God has blessed us with many things, not the least of which are beauty and creativity. It is our responsibility to thank Him for the beautiful and creative in the world, and (responsibility) exercise those gifts. As with anything we can exercise them in a depraved way, but in anything we need to seek God's purpose. As for us as Christians, we know God's plan, borne before time itself, of infinitely wonderful and selfless salvation. That message encourages and saves thousands, if not millions, each day, yet there are more to be reached. We need to apply that message to a world where cultures are in flux and there are infinite distractions. Let our creativity not be the same as the world's, but stand apart in excellence, to the glory of our Lord!
- 1. Even without lyrics, which I shall discuss shortly, music has motivation, intent and purpose.
- 2. Such musicians may also not be strongly anchored theologically or receive sufficient teaching at their "home" church, which can lead them eventually sending shock waves through the conservative Christian community.
- 3. The band Delirious? was criticised when they tried to make themselves more "accessible" to the non-Christian audience by toning down or cutting out references to God and Jesus, or "religious themes" in their songs, even though they meant to retain the intent with which their previous songs were written. An example can be seen in their song Inside, Outside. While I do love this song, note the absence of any direct references to God or Jesus: the object of their worship remains nameless throughout the song. With context one would know that they are singing about the all consuming majesty of God. But without knowing that they are a Christian band, one could interpret it freely. I have seen, for example, people project this song onto their crush or lover.

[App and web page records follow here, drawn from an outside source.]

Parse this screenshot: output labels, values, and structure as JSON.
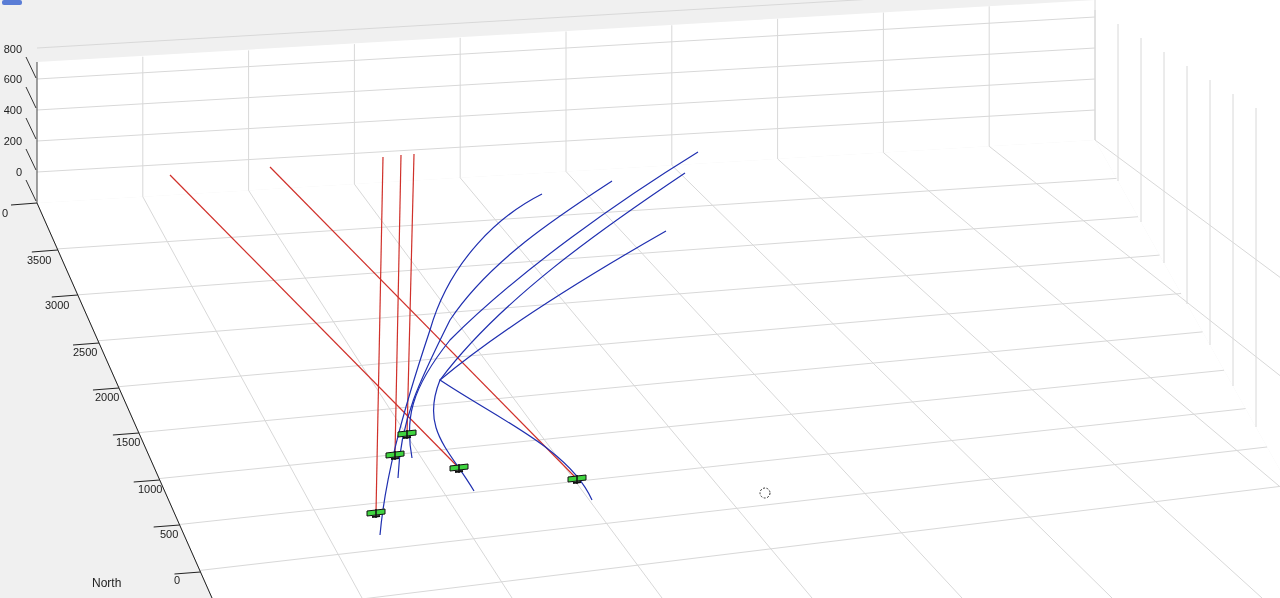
{
  "axes": {
    "z_ticks": [
      "800",
      "600",
      "400",
      "200",
      "0"
    ],
    "y_ticks": [
      "0",
      "3500",
      "3000",
      "2500",
      "2000",
      "1500",
      "1000",
      "500",
      "0"
    ],
    "y_label": "North"
  }
}
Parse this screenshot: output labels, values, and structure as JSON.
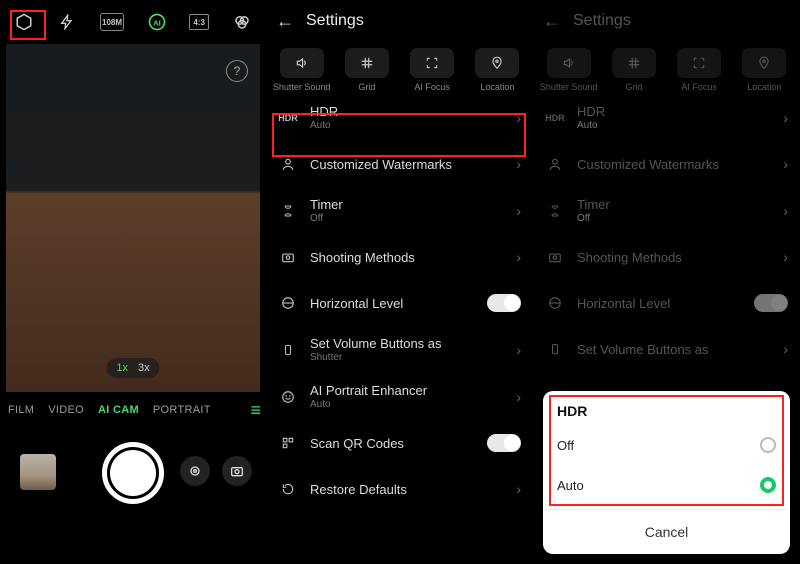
{
  "panel1": {
    "topIcons": [
      "settings-icon",
      "flash-icon",
      "108m-icon",
      "ai-icon",
      "ratio-icon",
      "filter-icon"
    ],
    "mp_label": "108M",
    "ratio_label": "4:3",
    "help_label": "?",
    "zoom": {
      "x1": "1x",
      "x3": "3x"
    },
    "modes": {
      "film": "FILM",
      "video": "VIDEO",
      "aicam": "AI CAM",
      "portrait": "PORTRAIT"
    }
  },
  "panel2": {
    "title": "Settings",
    "quick": [
      {
        "label": "Shutter Sound"
      },
      {
        "label": "Grid"
      },
      {
        "label": "AI Focus"
      },
      {
        "label": "Location"
      }
    ],
    "rows": {
      "hdr": {
        "label": "HDR",
        "sub": "Auto",
        "icon_text": "HDR"
      },
      "watermarks": {
        "label": "Customized Watermarks"
      },
      "timer": {
        "label": "Timer",
        "sub": "Off"
      },
      "shooting": {
        "label": "Shooting Methods"
      },
      "horiz": {
        "label": "Horizontal Level",
        "toggle": true
      },
      "volbtn": {
        "label": "Set Volume Buttons as",
        "sub": "Shutter"
      },
      "aiportrait": {
        "label": "AI Portrait Enhancer",
        "sub": "Auto"
      },
      "qr": {
        "label": "Scan QR Codes",
        "toggle": true
      },
      "restore": {
        "label": "Restore Defaults"
      }
    }
  },
  "panel3": {
    "title": "Settings",
    "quick": [
      {
        "label": "Shutter Sound"
      },
      {
        "label": "Grid"
      },
      {
        "label": "AI Focus"
      },
      {
        "label": "Location"
      }
    ],
    "rows": {
      "hdr": {
        "label": "HDR",
        "sub": "Auto",
        "icon_text": "HDR"
      },
      "watermarks": {
        "label": "Customized Watermarks"
      },
      "timer": {
        "label": "Timer",
        "sub": "Off"
      },
      "shooting": {
        "label": "Shooting Methods"
      },
      "horiz": {
        "label": "Horizontal Level"
      },
      "volbtn": {
        "label": "Set Volume Buttons as"
      }
    },
    "sheet": {
      "title": "HDR",
      "off": "Off",
      "auto": "Auto",
      "cancel": "Cancel"
    }
  }
}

It can be argued both ways whether what Delirious? tried to do was right (attempting to reach a wider audience to ultimately have them come into contact with their gospel message) or wrong (to "shy away" from openly and unambiguously proclaiming their beliefs), but perhaps they should not have used this tactic to reach an audience which, arguably, is already confused about the world.
- 4. This could also merely be targeted marketing because I have downloaded Christian music before, but I have not seen any evidence yet of them targeting other market segments in such a way.